We are 10 years old as an undergraduate university, but it has taken us 120 years to get here. The foundations were built long ago. It is exciting to think of what God can do in the next 10 years on the Bayview campus through faculty, staff, and students who desire to move deeper intellectually, spiritually, and in their formational character development. But never forget, we stand on the shoulders of those who have gone before us.

Formational Education

Saloni Karl

Solani Karl

“Teaching is a vocation; a calling. I knew it was what God prepared for me and the path he wanted me to follow,” says Saloni Karl [BEd 2011].

Saloni quit her job to enroll in Tyndale’s Bachelor of Education (BEd) program at a time when there were many teachers but not many teaching jobs. “It was scary, but it was about obedience and trusting Him.”

Now, almost three years after graduating, Saloni finds herself feeling homesick for Tyndale – a place where people were like family to her. In the BEd program, learning is often done through group projects, which creates a sense of teamwork and community for students like Saloni. She noticed that her personal interactions with peers and professors were different at Tyndale compared with other universities. This had a lot to do with her experiences in the classroom.

“I don’t think I truly enjoyed learning until I went to Tyndale. I have never been an academic, but I loved coming to school; I woke up excited to go to school.”

“Professor Beverly Muir helped me see from the point of view of the child and family and to sympathize with their circumstances,” says Saloni. “This helped prepare me to be open to whatever situations students will face and to be there to support them.” Dr. Carla Nelson, Director of the BEd program, taught Saloni a course on reflective practices, which has been foundational in her teaching. “It’s my third year as a teacher and I still reflect back on this course almost every day when I’m in the classroom.”

Through these formational experiences, Tyndale gave Saloni a new appreciation for learning. “I don’t think I truly enjoyed learning until I went to Tyndale.

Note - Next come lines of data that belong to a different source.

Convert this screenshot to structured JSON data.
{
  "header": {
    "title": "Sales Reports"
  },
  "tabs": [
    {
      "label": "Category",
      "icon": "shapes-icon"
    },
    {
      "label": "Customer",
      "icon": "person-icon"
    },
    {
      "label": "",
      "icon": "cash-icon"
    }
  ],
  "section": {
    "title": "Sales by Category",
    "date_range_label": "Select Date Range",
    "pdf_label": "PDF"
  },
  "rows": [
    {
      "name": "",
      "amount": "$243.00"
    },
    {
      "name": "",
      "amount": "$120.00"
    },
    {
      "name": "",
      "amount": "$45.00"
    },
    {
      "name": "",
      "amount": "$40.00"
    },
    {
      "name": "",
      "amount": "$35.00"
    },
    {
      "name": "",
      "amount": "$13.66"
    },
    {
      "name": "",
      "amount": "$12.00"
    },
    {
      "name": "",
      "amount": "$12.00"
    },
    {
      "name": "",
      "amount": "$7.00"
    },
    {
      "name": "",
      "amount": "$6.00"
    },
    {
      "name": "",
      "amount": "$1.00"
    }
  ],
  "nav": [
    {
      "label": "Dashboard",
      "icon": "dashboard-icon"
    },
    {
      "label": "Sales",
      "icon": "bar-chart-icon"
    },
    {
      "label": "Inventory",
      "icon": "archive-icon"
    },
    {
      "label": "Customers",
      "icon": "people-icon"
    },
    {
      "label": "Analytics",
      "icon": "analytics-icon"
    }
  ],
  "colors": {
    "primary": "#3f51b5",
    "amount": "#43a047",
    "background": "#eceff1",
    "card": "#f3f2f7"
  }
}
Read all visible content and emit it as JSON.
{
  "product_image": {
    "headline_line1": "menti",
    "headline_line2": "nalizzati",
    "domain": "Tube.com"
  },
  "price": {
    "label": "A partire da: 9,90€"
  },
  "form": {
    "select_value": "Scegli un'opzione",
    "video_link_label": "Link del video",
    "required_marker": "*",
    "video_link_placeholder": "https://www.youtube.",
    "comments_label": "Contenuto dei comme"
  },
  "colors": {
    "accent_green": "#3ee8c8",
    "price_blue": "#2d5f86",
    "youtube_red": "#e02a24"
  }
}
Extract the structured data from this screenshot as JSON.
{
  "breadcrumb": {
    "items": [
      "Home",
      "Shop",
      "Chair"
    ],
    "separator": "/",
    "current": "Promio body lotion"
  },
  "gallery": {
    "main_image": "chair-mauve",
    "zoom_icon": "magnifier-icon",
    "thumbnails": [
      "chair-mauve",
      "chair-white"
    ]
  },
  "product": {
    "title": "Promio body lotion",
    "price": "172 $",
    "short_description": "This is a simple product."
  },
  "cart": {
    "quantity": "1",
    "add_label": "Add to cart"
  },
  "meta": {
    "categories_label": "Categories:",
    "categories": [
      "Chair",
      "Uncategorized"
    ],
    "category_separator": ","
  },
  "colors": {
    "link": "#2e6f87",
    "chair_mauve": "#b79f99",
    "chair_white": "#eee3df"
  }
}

I have never been an academic, but I loved coming to school; I woke up excited to go to school.”

Saloni found the physical surroundings at Tyndale to be almost as invigorating as the education itself. She found it refreshing to study on the beautiful 56-acre Bayview campus, where the BEd program has been housed since 2008. “The campus was spacious, bright and airy. Being able to step outside for fresh air and peace of mind during breaks or between classes was rejuvenating. As teachers we learn how important the space is where you learn. I think students are going to really benefit from it.”

Saloni has great hope for generations of students who will call the Bayview campus their Tyndale home in the future. “I hope that combined with enjoying the beautiful environment, students would leave being excited about their profession. I hope they leave with a wealth of knowledge and excitement for the future and a love for Tyndale that they continue to hold in their hearts.”